━━━━━ Data
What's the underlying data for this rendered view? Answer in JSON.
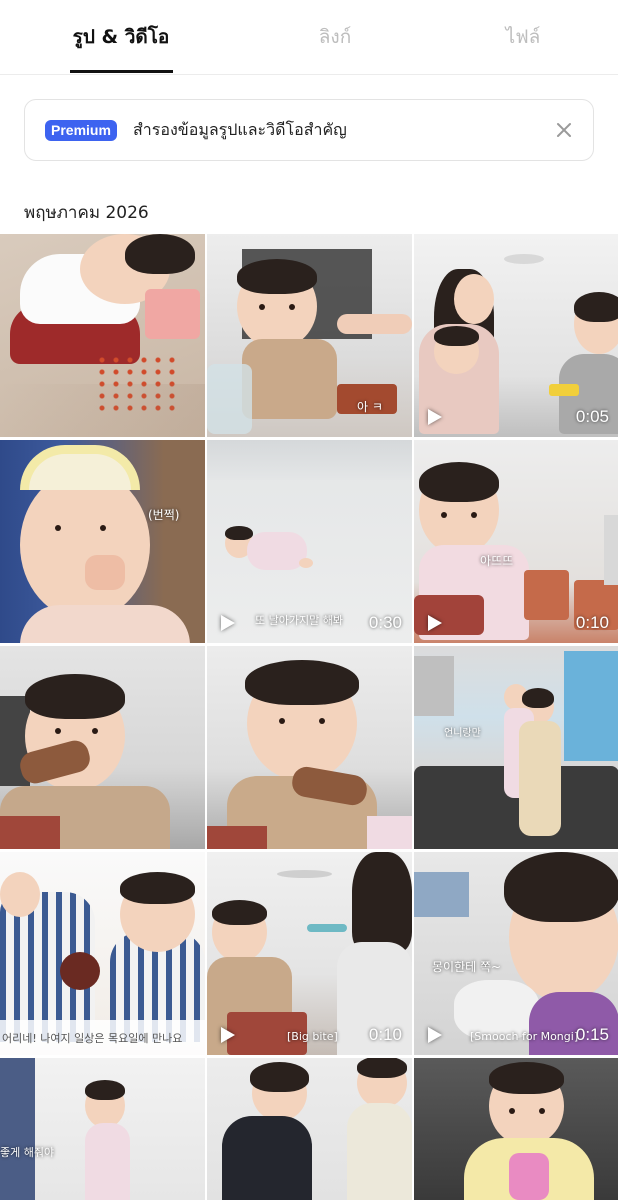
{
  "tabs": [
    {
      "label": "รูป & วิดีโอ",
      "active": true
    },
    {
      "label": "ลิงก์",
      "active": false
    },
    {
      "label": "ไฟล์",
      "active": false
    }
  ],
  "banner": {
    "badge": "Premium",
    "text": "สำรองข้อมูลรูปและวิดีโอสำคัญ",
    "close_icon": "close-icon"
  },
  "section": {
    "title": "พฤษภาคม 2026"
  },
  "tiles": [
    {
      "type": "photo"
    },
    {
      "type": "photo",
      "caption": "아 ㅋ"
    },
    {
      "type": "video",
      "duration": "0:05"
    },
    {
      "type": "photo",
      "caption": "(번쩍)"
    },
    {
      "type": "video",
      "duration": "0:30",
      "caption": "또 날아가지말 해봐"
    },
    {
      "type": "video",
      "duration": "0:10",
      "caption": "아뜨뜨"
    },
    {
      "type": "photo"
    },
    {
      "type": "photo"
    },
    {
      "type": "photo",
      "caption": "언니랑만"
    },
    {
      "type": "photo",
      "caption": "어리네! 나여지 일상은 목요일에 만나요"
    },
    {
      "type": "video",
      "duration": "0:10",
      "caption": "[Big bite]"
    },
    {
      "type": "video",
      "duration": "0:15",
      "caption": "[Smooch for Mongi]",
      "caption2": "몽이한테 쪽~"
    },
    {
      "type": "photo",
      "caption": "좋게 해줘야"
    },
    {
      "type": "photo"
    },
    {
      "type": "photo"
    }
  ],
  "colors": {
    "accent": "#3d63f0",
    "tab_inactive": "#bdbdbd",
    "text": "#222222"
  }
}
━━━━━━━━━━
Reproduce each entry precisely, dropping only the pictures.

## Solved exercise
What's the underlying data for this rendered view? Answer in JSON.
{
  "tabs": [
    {
      "label": "รูป & วิดีโอ",
      "active": true
    },
    {
      "label": "ลิงก์",
      "active": false
    },
    {
      "label": "ไฟล์",
      "active": false
    }
  ],
  "banner": {
    "badge": "Premium",
    "text": "สำรองข้อมูลรูปและวิดีโอสำคัญ",
    "close_icon": "close-icon"
  },
  "section": {
    "title": "พฤษภาคม 2026"
  },
  "tiles": [
    {
      "type": "photo"
    },
    {
      "type": "photo",
      "caption": "아 ㅋ"
    },
    {
      "type": "video",
      "duration": "0:05"
    },
    {
      "type": "photo",
      "caption": "(번쩍)"
    },
    {
      "type": "video",
      "duration": "0:30",
      "caption": "또 날아가지말 해봐"
    },
    {
      "type": "video",
      "duration": "0:10",
      "caption": "아뜨뜨"
    },
    {
      "type": "photo"
    },
    {
      "type": "photo"
    },
    {
      "type": "photo",
      "caption": "언니랑만"
    },
    {
      "type": "photo",
      "caption": "어리네! 나여지 일상은 목요일에 만나요"
    },
    {
      "type": "video",
      "duration": "0:10",
      "caption": "[Big bite]"
    },
    {
      "type": "video",
      "duration": "0:15",
      "caption": "[Smooch for Mongi]",
      "caption2": "몽이한테 쪽~"
    },
    {
      "type": "photo",
      "caption": "좋게 해줘야"
    },
    {
      "type": "photo"
    },
    {
      "type": "photo"
    }
  ],
  "colors": {
    "accent": "#3d63f0",
    "tab_inactive": "#bdbdbd",
    "text": "#222222"
  }
}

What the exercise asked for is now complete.